I lamented for weeks on how to craft a presentation that would cut through the clutter and deliver a message that resonated with them. To add to the (already raging) fire, the executive in charge wanted me to create “fear of loss,” and to speak and coach for no less than 90 minutes.
I had made a point during the year to take photos of the various venues and events during these speeches. I was able to use this collateral to remind the team of where we had been and some of the crazy things that had happened. In this age of social media, where everything becomes content, make sure you always do this. It’s not what you do that matters today, it’s what you show people you do that makes someone memorable.
A small fender bender in a rental car, a crazy stalker lady at one of the sessions and pictures of the sales leadership we coached were all excellent material for driving home some of the key ideas of my presentation to these high level leaders. People like to see things they did, so I tried to make the presentation about the team and how they had helped the hundreds of salespeople in the organization. I also incorporated some humour to get their attention. This was risky, based on the crowd, but it turned out to be very memorable. In fact, well placed delivery of humour and anecdotes are the secret sauce to get people to remember your presentation. And you.
Combining a variety of presentation tactics is essential in keeping the crowd engaged. Audio, slides and even handouts are all items I use to heighten engagement. I even go as far as using the classic “hello my name is” tags if I am working with a group for the first time. This group was all known to me, so I made a point in my talk track to mention 60% of the attendees by name and remind them of the things we accomplished together.
I am blessed with flow. I can just make things come together when I speak, but that doesn’t mean preparation is not needed. I have a million things floating around in my head, so making sure I deliver a clear, engaging presentation involves practice—usually in my hotel room before the gig. Running through the delivery and key points I am going to hammer home is essential in delivering an effective presentation. I also have found that recording my presentations and watching them, while an excruciating process for me, usually brings some significant improvement in posture and delivery.
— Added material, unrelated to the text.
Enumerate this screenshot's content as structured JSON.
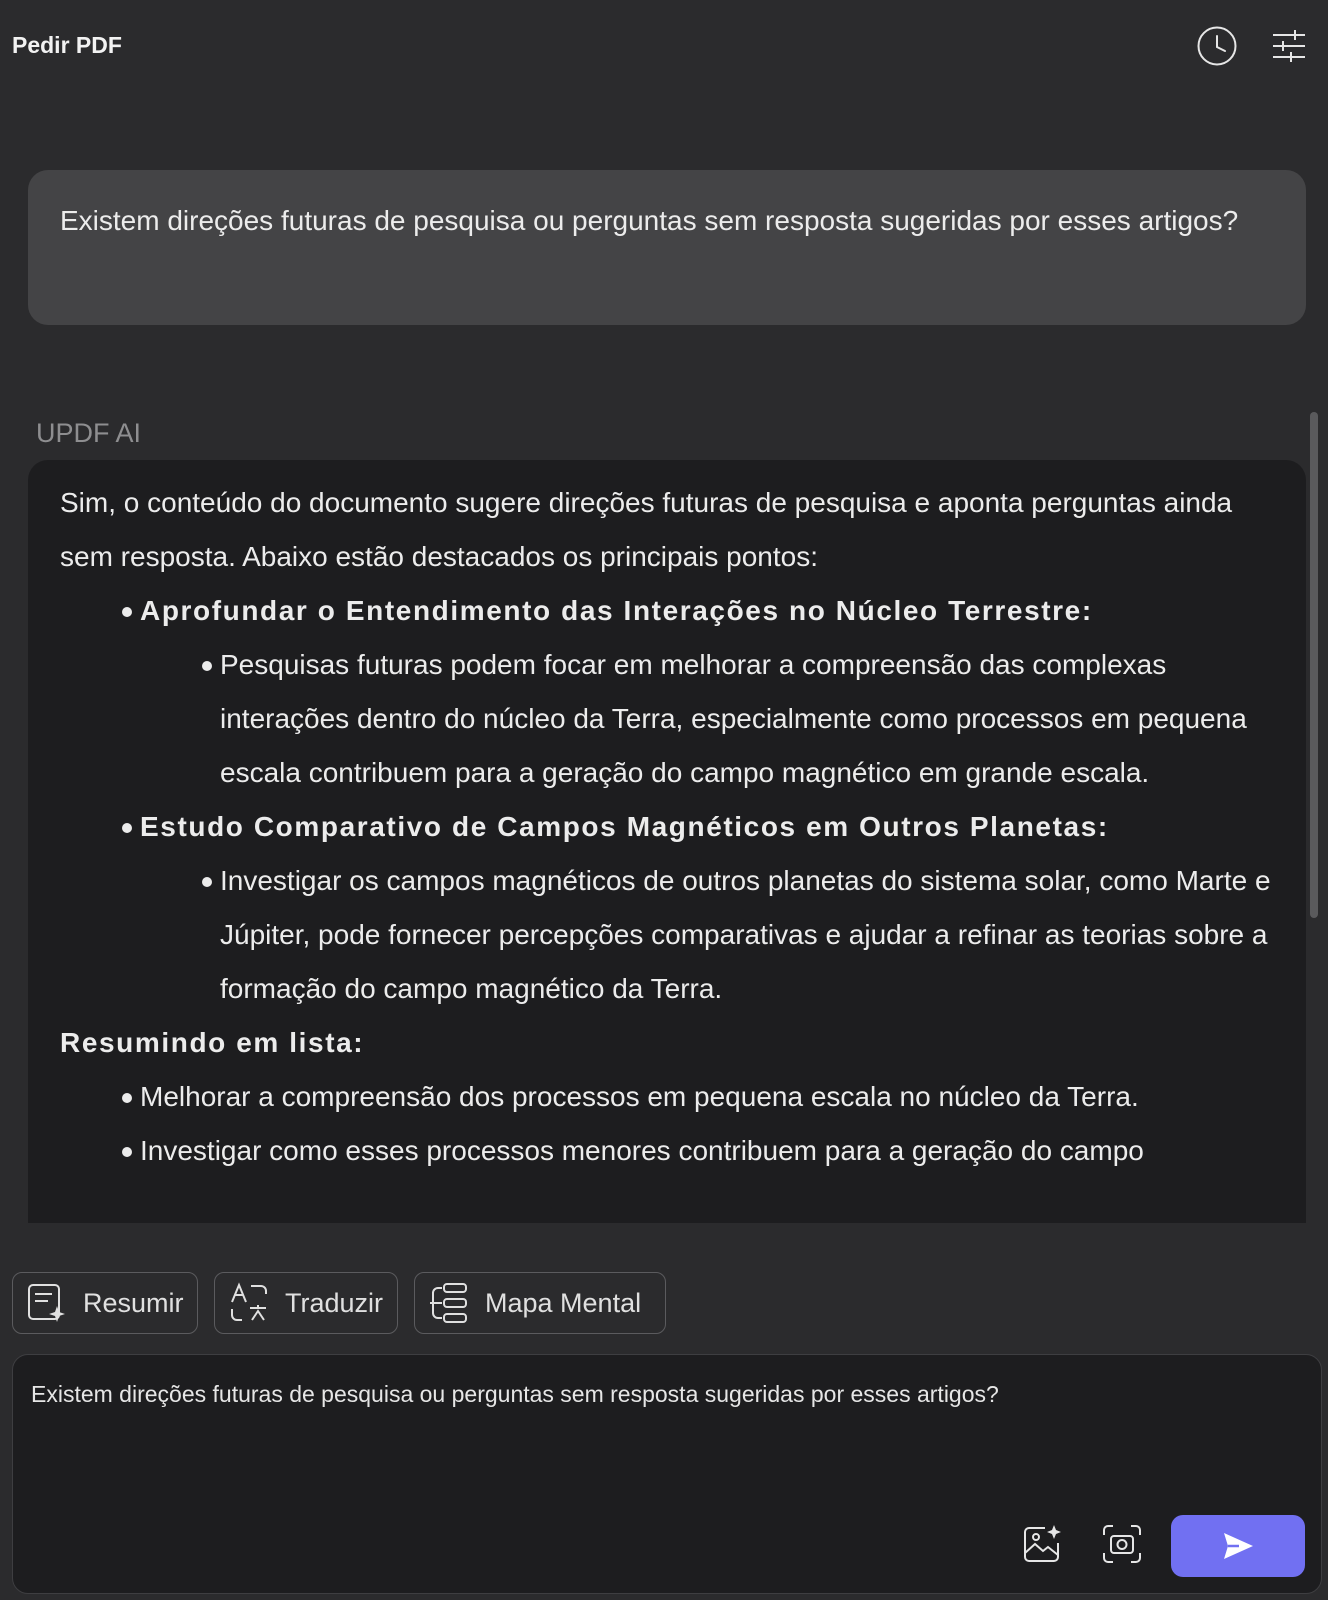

The absolute key is to always, always be evolving. Never stay stagnant and remember that growth comes from outside of your comfort zone. Great speeches don't just happen, they take hours of preparation and constant evolution to always be improving.